[Opening Exercise material section]

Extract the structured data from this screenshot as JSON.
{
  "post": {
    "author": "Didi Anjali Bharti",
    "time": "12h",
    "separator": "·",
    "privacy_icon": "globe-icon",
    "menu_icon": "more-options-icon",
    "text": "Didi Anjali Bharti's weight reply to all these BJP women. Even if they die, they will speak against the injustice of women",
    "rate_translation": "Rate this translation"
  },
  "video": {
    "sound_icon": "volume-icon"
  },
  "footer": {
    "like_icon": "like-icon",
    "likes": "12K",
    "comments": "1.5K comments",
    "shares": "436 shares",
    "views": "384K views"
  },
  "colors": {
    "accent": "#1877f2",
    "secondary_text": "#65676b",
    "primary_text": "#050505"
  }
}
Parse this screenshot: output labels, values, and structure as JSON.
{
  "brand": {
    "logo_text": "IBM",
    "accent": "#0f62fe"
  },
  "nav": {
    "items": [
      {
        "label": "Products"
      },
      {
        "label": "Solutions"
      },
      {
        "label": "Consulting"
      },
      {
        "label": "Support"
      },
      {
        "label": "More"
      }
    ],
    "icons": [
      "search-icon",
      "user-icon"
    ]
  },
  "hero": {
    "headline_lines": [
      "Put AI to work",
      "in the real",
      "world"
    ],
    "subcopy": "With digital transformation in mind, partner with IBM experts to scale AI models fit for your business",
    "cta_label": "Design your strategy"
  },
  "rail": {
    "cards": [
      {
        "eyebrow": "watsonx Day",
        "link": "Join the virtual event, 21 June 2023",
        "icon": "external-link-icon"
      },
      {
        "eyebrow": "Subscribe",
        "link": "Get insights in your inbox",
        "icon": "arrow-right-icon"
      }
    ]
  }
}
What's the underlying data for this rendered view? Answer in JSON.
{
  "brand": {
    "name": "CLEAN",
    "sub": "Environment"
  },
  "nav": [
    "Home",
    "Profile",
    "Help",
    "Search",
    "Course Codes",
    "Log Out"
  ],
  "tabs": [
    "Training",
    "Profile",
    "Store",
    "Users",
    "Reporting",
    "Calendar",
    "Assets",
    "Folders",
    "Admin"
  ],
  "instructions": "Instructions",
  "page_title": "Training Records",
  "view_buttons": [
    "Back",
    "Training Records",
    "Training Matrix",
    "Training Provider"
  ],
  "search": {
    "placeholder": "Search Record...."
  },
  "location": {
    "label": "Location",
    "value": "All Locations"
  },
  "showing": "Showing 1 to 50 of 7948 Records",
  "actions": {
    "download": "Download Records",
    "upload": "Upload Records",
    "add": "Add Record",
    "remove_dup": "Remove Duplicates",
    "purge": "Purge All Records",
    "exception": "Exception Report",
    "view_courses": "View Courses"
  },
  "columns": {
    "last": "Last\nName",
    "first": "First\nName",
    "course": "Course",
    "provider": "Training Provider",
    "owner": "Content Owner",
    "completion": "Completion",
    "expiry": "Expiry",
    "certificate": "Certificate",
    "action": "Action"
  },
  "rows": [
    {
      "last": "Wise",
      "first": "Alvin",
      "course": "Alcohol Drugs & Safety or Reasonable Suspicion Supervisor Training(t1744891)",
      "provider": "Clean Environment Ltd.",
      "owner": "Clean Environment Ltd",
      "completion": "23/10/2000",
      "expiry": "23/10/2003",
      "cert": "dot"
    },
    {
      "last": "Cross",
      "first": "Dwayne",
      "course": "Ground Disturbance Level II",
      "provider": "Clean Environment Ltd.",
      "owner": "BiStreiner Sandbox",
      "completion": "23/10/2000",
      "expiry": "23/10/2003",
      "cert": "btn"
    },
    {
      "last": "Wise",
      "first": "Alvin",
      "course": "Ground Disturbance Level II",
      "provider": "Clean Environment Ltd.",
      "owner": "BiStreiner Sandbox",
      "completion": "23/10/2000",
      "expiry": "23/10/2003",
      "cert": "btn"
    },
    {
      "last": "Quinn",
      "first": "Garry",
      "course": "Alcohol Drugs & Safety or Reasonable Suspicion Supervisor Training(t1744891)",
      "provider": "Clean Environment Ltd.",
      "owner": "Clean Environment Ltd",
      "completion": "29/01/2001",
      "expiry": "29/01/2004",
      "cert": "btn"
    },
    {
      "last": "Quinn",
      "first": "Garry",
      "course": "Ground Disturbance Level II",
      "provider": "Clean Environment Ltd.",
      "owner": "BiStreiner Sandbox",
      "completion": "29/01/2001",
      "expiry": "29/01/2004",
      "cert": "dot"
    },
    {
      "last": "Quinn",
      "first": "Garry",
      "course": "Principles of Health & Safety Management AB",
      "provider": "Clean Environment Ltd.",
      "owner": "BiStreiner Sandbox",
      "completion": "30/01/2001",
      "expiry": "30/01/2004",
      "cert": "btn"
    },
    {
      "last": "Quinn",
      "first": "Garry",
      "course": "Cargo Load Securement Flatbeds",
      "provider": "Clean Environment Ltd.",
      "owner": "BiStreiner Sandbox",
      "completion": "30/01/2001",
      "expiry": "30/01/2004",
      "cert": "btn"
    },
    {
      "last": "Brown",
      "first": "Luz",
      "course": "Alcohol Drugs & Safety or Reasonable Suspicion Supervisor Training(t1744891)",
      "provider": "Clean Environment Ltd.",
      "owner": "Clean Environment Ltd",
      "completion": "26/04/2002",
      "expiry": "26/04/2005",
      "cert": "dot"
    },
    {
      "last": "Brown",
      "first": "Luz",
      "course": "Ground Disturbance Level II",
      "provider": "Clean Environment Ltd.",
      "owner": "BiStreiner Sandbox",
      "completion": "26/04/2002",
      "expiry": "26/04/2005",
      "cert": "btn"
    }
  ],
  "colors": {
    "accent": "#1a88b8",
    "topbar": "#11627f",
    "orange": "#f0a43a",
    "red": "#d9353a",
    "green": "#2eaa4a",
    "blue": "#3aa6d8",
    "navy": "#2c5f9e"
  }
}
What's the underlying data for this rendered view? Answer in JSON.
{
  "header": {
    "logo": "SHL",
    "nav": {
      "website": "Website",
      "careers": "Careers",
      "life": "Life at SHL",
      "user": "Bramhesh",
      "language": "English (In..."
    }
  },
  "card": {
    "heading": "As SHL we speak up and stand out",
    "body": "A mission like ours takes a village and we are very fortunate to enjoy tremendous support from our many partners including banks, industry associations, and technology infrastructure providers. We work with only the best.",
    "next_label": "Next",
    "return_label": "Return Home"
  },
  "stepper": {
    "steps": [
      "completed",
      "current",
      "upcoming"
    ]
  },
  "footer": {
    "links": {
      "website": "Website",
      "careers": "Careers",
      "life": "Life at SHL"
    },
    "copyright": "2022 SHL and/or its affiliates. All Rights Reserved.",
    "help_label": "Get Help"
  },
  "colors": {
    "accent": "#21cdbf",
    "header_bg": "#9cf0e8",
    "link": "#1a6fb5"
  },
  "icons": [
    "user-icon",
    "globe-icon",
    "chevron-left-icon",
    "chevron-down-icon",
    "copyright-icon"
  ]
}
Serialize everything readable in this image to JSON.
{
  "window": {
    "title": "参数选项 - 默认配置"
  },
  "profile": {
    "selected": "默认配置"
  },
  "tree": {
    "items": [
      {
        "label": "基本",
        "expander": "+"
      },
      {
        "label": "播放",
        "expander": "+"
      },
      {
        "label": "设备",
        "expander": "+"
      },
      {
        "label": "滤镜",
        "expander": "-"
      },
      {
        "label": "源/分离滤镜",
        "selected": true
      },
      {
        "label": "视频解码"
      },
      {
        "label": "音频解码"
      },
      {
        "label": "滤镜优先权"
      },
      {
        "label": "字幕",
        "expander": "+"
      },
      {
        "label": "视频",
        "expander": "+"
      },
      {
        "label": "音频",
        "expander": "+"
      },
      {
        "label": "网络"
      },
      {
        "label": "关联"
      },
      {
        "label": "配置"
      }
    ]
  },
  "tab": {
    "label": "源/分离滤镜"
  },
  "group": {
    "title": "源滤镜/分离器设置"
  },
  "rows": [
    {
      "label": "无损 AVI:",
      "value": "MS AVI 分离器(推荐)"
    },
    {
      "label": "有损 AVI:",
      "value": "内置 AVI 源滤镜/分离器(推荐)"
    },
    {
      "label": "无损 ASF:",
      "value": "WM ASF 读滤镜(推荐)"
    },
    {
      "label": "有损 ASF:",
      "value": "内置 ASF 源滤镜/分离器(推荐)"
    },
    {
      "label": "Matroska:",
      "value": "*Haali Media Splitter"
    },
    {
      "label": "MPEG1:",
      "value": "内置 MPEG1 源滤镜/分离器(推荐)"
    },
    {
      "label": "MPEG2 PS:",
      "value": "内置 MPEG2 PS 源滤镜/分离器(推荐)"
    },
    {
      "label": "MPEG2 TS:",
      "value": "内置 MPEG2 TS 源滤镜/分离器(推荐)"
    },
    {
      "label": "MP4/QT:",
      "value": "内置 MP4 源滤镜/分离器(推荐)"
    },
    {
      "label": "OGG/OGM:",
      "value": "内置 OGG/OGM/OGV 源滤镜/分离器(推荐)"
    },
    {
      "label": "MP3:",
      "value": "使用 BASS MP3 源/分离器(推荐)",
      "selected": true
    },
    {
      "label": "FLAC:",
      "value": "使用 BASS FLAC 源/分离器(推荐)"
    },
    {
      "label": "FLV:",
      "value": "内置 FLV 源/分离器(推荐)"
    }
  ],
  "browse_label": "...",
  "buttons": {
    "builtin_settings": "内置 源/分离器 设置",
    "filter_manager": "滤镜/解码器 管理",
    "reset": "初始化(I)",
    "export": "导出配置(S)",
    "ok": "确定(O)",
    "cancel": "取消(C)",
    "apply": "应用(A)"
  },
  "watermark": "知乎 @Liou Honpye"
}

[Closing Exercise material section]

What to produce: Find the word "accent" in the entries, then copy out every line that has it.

Reply:
    "accent": "#1877f2",
    "accent": "#0f62fe"
    "accent": "#1a88b8",
    "accent": "#21cdbf",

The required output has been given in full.